» **Aim of the task**
Extract all of the data and reproduce it precisely.

» **Dataset content**
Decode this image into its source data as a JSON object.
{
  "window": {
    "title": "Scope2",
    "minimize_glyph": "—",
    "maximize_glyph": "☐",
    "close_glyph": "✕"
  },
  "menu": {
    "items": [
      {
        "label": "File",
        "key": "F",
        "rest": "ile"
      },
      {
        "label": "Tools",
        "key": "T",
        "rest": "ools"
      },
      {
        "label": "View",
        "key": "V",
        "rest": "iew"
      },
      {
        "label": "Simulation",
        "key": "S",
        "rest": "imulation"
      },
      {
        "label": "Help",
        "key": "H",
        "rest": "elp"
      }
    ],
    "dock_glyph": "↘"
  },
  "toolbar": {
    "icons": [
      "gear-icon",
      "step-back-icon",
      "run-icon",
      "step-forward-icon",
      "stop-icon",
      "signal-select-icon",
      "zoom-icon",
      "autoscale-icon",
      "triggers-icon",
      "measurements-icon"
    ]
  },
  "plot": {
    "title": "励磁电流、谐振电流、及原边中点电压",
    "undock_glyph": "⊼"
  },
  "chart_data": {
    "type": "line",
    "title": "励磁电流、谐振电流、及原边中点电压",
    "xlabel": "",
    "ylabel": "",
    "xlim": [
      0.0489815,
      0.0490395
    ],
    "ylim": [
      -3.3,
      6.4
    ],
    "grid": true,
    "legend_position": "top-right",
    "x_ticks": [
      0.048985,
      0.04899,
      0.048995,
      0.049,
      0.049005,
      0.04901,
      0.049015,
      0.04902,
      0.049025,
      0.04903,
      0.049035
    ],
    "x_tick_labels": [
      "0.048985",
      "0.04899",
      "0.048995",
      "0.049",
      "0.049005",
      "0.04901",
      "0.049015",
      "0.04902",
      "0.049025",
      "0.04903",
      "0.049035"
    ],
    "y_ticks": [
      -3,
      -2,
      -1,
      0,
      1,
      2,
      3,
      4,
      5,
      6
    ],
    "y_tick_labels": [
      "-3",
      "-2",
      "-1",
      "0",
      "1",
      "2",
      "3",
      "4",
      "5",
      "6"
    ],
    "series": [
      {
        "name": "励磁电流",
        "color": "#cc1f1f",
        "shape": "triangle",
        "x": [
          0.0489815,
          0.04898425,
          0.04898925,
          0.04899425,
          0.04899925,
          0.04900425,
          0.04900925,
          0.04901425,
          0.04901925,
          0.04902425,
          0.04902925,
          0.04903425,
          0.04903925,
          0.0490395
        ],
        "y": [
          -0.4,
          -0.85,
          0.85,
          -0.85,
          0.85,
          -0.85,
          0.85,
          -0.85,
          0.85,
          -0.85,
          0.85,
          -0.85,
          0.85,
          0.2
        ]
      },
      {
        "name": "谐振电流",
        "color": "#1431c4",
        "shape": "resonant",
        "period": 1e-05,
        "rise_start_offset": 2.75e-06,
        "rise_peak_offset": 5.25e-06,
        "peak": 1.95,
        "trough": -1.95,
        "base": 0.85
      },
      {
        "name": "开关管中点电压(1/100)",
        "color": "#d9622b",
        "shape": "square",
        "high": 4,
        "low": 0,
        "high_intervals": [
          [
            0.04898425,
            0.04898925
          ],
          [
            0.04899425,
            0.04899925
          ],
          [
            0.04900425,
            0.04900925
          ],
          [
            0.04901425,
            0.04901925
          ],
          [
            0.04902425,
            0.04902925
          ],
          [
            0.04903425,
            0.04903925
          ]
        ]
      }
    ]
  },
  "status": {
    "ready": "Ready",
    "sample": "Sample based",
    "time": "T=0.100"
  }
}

» **Exercise answer**
Decode this image into its source data as a JSON object.
{
  "window": {
    "title": "Scope2",
    "minimize_glyph": "—",
    "maximize_glyph": "☐",
    "close_glyph": "✕"
  },
  "menu": {
    "items": [
      {
        "label": "File",
        "key": "F",
        "rest": "ile"
      },
      {
        "label": "Tools",
        "key": "T",
        "rest": "ools"
      },
      {
        "label": "View",
        "key": "V",
        "rest": "iew"
      },
      {
        "label": "Simulation",
        "key": "S",
        "rest": "imulation"
      },
      {
        "label": "Help",
        "key": "H",
        "rest": "elp"
      }
    ],
    "dock_glyph": "↘"
  },
  "toolbar": {
    "icons": [
      "gear-icon",
      "step-back-icon",
      "run-icon",
      "step-forward-icon",
      "stop-icon",
      "signal-select-icon",
      "zoom-icon",
      "autoscale-icon",
      "triggers-icon",
      "measurements-icon"
    ]
  },
  "plot": {
    "title": "励磁电流、谐振电流、及原边中点电压",
    "undock_glyph": "⊼"
  },
  "chart_data": {
    "type": "line",
    "title": "励磁电流、谐振电流、及原边中点电压",
    "xlabel": "",
    "ylabel": "",
    "xlim": [
      0.0489815,
      0.0490395
    ],
    "ylim": [
      -3.3,
      6.4
    ],
    "grid": true,
    "legend_position": "top-right",
    "x_ticks": [
      0.048985,
      0.04899,
      0.048995,
      0.049,
      0.049005,
      0.04901,
      0.049015,
      0.04902,
      0.049025,
      0.04903,
      0.049035
    ],
    "x_tick_labels": [
      "0.048985",
      "0.04899",
      "0.048995",
      "0.049",
      "0.049005",
      "0.04901",
      "0.049015",
      "0.04902",
      "0.049025",
      "0.04903",
      "0.049035"
    ],
    "y_ticks": [
      -3,
      -2,
      -1,
      0,
      1,
      2,
      3,
      4,
      5,
      6
    ],
    "y_tick_labels": [
      "-3",
      "-2",
      "-1",
      "0",
      "1",
      "2",
      "3",
      "4",
      "5",
      "6"
    ],
    "series": [
      {
        "name": "励磁电流",
        "color": "#cc1f1f",
        "shape": "triangle",
        "x": [
          0.0489815,
          0.04898425,
          0.04898925,
          0.04899425,
          0.04899925,
          0.04900425,
          0.04900925,
          0.04901425,
          0.04901925,
          0.04902425,
          0.04902925,
          0.04903425,
          0.04903925,
          0.0490395
        ],
        "y": [
          -0.4,
          -0.85,
          0.85,
          -0.85,
          0.85,
          -0.85,
          0.85,
          -0.85,
          0.85,
          -0.85,
          0.85,
          -0.85,
          0.85,
          0.2
        ]
      },
      {
        "name": "谐振电流",
        "color": "#1431c4",
        "shape": "resonant",
        "period": 1e-05,
        "rise_start_offset": 2.75e-06,
        "rise_peak_offset": 5.25e-06,
        "peak": 1.95,
        "trough": -1.95,
        "base": 0.85
      },
      {
        "name": "开关管中点电压(1/100)",
        "color": "#d9622b",
        "shape": "square",
        "high": 4,
        "low": 0,
        "high_intervals": [
          [
            0.04898425,
            0.04898925
          ],
          [
            0.04899425,
            0.04899925
          ],
          [
            0.04900425,
            0.04900925
          ],
          [
            0.04901425,
            0.04901925
          ],
          [
            0.04902425,
            0.04902925
          ],
          [
            0.04903425,
            0.04903925
          ]
        ]
      }
    ]
  },
  "status": {
    "ready": "Ready",
    "sample": "Sample based",
    "time": "T=0.100"
  }
}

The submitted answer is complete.